To maintain habitat heterogeneity at a biosphere reserve in Germany by grazing with moose


In landscapes heavily affected by modern agriculture and urbanisation, military training grounds represent valuable open landscape biotopes characterised by great biodiversity and covering large areas of land. If no longer used for army purposes, bush encroachment will soon convert such training grounds to forests, meaning that hundreds of species depending on nutrient-poor open landscapes will disappear. Many of these specially adapted plants and animals are endangered and may even be locally or regionally extinct.


Declaring such former military training grounds nature reserves is, therefore, not sufficient to preserve the high biodiversity, but afforable ways and means have to be found for keeping the landscape open.

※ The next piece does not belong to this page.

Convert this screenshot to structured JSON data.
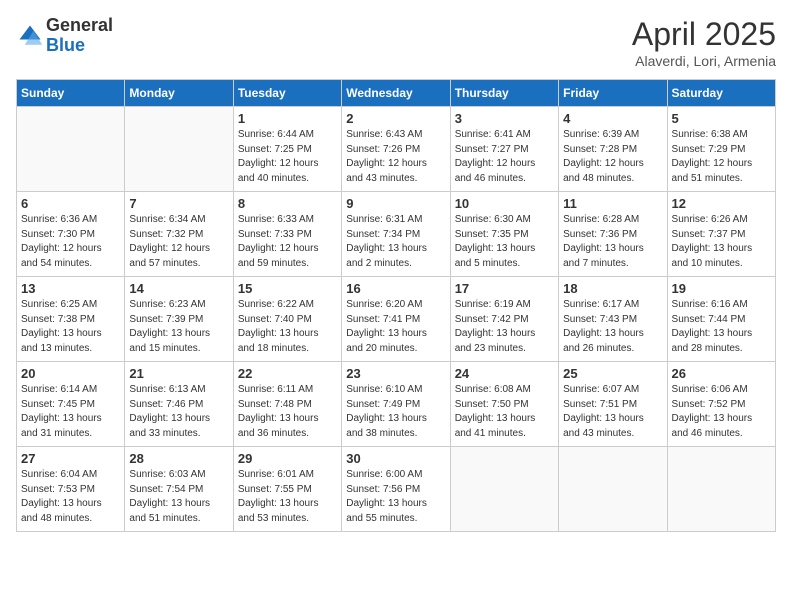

To adress this issue, the research group OFFENLAND was established with the aim of formulating scientific principles and concepts for the creation, development and maintenance of valuable open landscapes in the cultural landscape of Central Europe, with a particular focus on habitat management on former and current military training bases in the pleistocene lowland areas of Northeast Germany.


In the Biosphere Reserve "Oberlausitzer Heide- und Teichlandschaft" the members of the research network "Moose in Lusatia" have developed a grazing concept with both domestic and wild animals. The project aims to preserve the open habitats of a former tank firing range. On different scales, the vegetation development and the impact of sheep, goats and moose on the woody vegetation and on the micro relief were investigated. The results showed that the long-term conservation of open habitats via combined pasture of domestic and wild animals can only succeed if the impacts of the grazing animals are very high, at least in sub areas. A monitoring of several years is necessary to find out if the dynamics created by these animals provide sufficient niches for a long-term conservation of endangered species linked to open habitat (e.g. Gladiolus imbricatus, Erica tetralix, Drosera intermedia and D. rotundifolia, Lycopodiella inundata, Gallinago gallinago, Caprimulgus europaeus, Lululla arborea, and Saxicola rubetra).

WAZA Conservation Project 06026 is implemented by a network consisting of the Institut für Landespflege, Albert-Ludwigs-Universität Freiburg, Biosphärenreservat "Oberlausitzer Heide- und Teichlandschaft", Förderverein für die Natur der Oberlausitzer Heide- und Teichlandschaft e.V, and Naturschutz-Tierpark Görlitz e.V., with financial support from Naturschutz-Tierpark Görlitz e.V., Gemeinschaft Deutscher Zooförderer (science award 2003), Federal Ministry for Education and Research (BMBF), Ministry fort the Environment and Country Development of the Free State of Saxony.


> to project overview
  • Moose as landscape gardeners in Lusatia, Germany
  • Moose as landscape gardeners in Lusatia, Germany

    Moose as landscape gardeners in Lusatia, Germany

    © Axel Gebauer, Naturschutz-Tierpark Görlitz